(Task material Opens)
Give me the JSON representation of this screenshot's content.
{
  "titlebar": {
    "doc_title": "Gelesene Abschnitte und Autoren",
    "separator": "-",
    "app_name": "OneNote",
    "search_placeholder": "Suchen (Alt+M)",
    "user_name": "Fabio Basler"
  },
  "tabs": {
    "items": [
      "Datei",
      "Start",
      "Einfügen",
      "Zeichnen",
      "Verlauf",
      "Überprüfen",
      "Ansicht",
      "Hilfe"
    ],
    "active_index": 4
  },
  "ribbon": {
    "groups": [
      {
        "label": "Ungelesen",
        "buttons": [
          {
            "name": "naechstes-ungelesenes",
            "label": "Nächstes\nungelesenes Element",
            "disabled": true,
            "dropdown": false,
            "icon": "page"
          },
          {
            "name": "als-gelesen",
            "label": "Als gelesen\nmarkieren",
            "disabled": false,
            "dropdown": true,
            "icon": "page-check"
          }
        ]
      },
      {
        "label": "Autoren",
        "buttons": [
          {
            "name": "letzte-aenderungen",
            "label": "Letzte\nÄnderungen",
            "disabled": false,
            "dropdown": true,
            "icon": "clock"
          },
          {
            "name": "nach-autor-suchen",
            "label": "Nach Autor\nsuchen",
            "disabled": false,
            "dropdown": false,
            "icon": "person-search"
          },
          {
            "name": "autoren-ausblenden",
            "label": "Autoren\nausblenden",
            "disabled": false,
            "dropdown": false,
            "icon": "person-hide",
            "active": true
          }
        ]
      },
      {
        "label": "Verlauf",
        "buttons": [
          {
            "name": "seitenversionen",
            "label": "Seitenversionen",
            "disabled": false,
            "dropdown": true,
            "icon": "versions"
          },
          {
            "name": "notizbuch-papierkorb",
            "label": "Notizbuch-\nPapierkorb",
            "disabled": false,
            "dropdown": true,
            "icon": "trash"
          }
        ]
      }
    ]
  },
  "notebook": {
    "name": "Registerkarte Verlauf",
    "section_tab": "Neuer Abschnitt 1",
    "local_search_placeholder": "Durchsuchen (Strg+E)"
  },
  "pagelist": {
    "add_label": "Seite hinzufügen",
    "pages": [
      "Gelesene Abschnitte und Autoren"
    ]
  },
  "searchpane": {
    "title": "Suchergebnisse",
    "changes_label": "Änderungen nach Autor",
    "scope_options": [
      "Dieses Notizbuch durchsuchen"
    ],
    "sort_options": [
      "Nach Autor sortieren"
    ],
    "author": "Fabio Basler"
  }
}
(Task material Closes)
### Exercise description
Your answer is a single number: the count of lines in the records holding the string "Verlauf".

### Task solution
3